You’ve found an amazing benefit scheme that will help with employee retention, facilitate recruitment and increase morale. You’ve arranged the best deal with the provider and from your employee survey, you know that everyone will love it. Now... how do you convince the c-suite that this is worth investing in?
We’ve helped hundreds of professionals introduce a new benefit proposal and have gathered top tips and guidelines to make this as easy as possible for you. A quality proposal pitch takes time, focus and effort, so read on and start planning today.
Ideally, this would have been defined prior to searching for benefit alternatives. However, at the time of making your proposal, it is crucial that the objective is crystal clear. In most cases, the objective will be the resolution of a particular problem (or problems) the organization is facing. For instance, reducing costs of employee turnover, boosting morale or reducing absenteeism.
Whichever issue you are aiming to solve, you must show how and why it is relevant to your organization in both the short term (eg. reducing sick days) and the long term (eg. showcasing your company’s values and mission). For instance, at Google and Facebook, benefits such as allowing female employees to freeze their eggs are not only beneficial for the workforce, but also serve to build their reputation and culture of freedom and empowerment.
Use statistics, numbers, surveys, focus groups, case studies or any form of evidence to showcase your points. Remember that this is the main driver of the entire proposal, so it must be as powerful as possible.
Introducing a new benefit scheme involves numerous stakeholders, however, you must identify who is ultimately responsible for making the decision. This may be the CEO, the CFO, the HR director or even the office manager depending on the size of your organization.
When you pitch your proposal, your arguments must be aligned to the interests and priorities of the decision-maker. For instance, if you’re pitching to the CFO, perhaps focus on profitability. Alternatively, if speaking to the HR director, concentrate on how you’ll achieve employee engagement. It may also be helpful to mention the consequences of NOT implementing the benefit, particularly if the consequences will impact the decision-maker.
GoSweat Insider Tip: Consider that every person has a story. If you can relate your pitch to their personal stress, anxiety or struggles, it is more likely that they will understand the benefits of your proposal.
Showcase that you’ve critically analyzed all factors involved in the introduction of the new benefit and emphasize how you’ve minimized the risk in every scenario. Here are some questions to get you started:

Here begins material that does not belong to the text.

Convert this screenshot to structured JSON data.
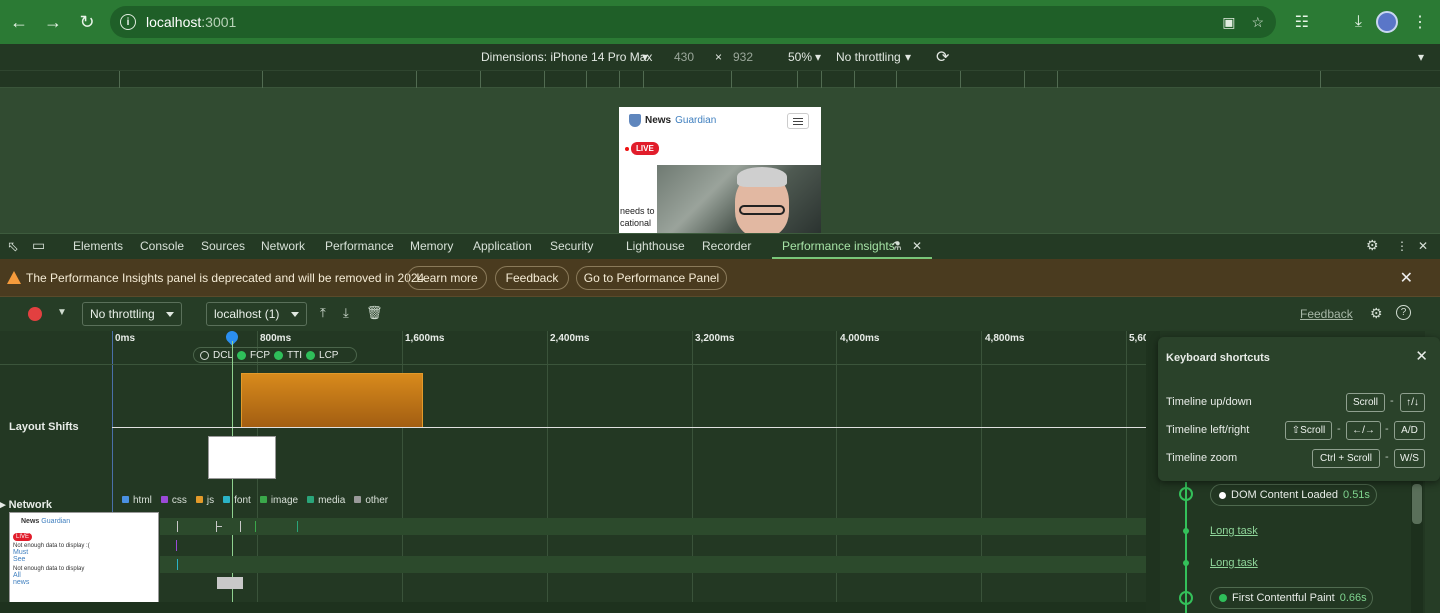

GoSweat Insider Tip: Although it may sound counterintuitive, don’t forget to mention the reasons NOT to support your idea, as this is one of the best techniques to gain credibility and trust. Everything has a risk attached to it so you are better off showing you have identified potential issues and proactively made an action plan to solve them.
Ultimately, you’ll need to show evidence of how the new benefits are contributing to solve the initial problem. Your pitch should describe the metrics that will be used to measure this.
For instance, if you aim to increase engagement, perhaps a good metric will be the number of people using the benefit or attending company socials. Alternatively, if your objective is to decrease absenteeism, you’ll need to have access to these figures. Other metrics can include employee turnover and satisfaction or even candidate applications received. Remember that qualitative feedback is also valuable so consider exit interviews, monthly reviews or general discussions.
Let’s be honest, if your company is in the middle of a financial downturn, suggesting a new benefits scheme is probably not the best choice. Having said that, it is unlikely there will ever be a perfect time for this, as there are always projects competing for investment. Use your own judgement to determine when it is best to approach your boss. Remember you don’t have to rush straight to an official meeting, perhaps drop the idea one day and come back to it a few days later. This is a great way to get a sense for the decision-maker’s perspective and will allow you to prepare the necessary arguments.
Take time to compile your strongest arguments and use the guidelines provided to ensure you don’t miss any important points. Ultimately, it is about communicating that people are your company’s #1 asset; investing on employee wellbeing will inevitably result in benefits to the bottom line and everything in between.